** Excerpted data follows **

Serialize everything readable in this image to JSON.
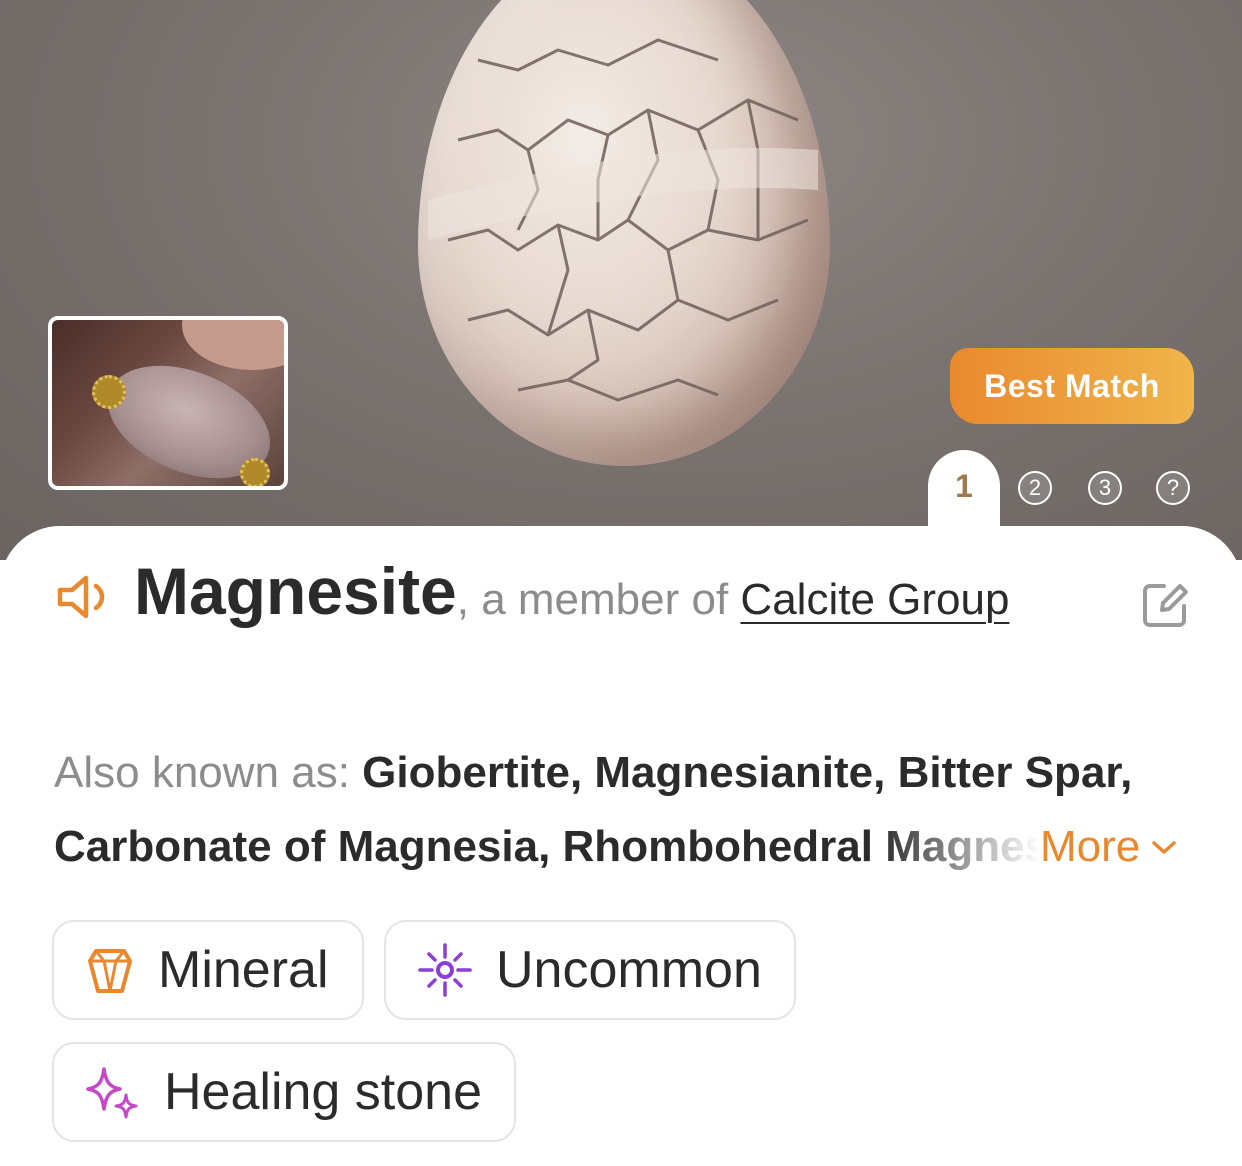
{
  "hero": {
    "badge": "Best Match",
    "pages": [
      "1",
      "2",
      "3",
      "?"
    ]
  },
  "result": {
    "name": "Magnesite",
    "member_prefix": ", a member of ",
    "group": "Calcite Group"
  },
  "aka": {
    "label": "Also known as: ",
    "value": "Giobertite, Magnesianite, Bitter Spar, Carbonate of Magnesia, Rhombohedral Magnesite",
    "more": "More"
  },
  "tags": [
    {
      "label": "Mineral",
      "icon": "crystal-icon",
      "color": "#e8892f"
    },
    {
      "label": "Uncommon",
      "icon": "sparkle-rarity-icon",
      "color": "#8b3fd6"
    },
    {
      "label": "Healing stone",
      "icon": "sparkles-icon",
      "color": "#c448c7"
    }
  ],
  "colors": {
    "accent": "#e8892f",
    "text": "#2b2b2b",
    "muted": "#8c8c8c"
  }
}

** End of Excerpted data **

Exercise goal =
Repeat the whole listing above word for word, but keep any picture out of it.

Task solution =
Serialize everything readable in this image to JSON.
{
  "hero": {
    "badge": "Best Match",
    "pages": [
      "1",
      "2",
      "3",
      "?"
    ]
  },
  "result": {
    "name": "Magnesite",
    "member_prefix": ", a member of ",
    "group": "Calcite Group"
  },
  "aka": {
    "label": "Also known as: ",
    "value": "Giobertite, Magnesianite, Bitter Spar, Carbonate of Magnesia, Rhombohedral Magnesite",
    "more": "More"
  },
  "tags": [
    {
      "label": "Mineral",
      "icon": "crystal-icon",
      "color": "#e8892f"
    },
    {
      "label": "Uncommon",
      "icon": "sparkle-rarity-icon",
      "color": "#8b3fd6"
    },
    {
      "label": "Healing stone",
      "icon": "sparkles-icon",
      "color": "#c448c7"
    }
  ],
  "colors": {
    "accent": "#e8892f",
    "text": "#2b2b2b",
    "muted": "#8c8c8c"
  }
}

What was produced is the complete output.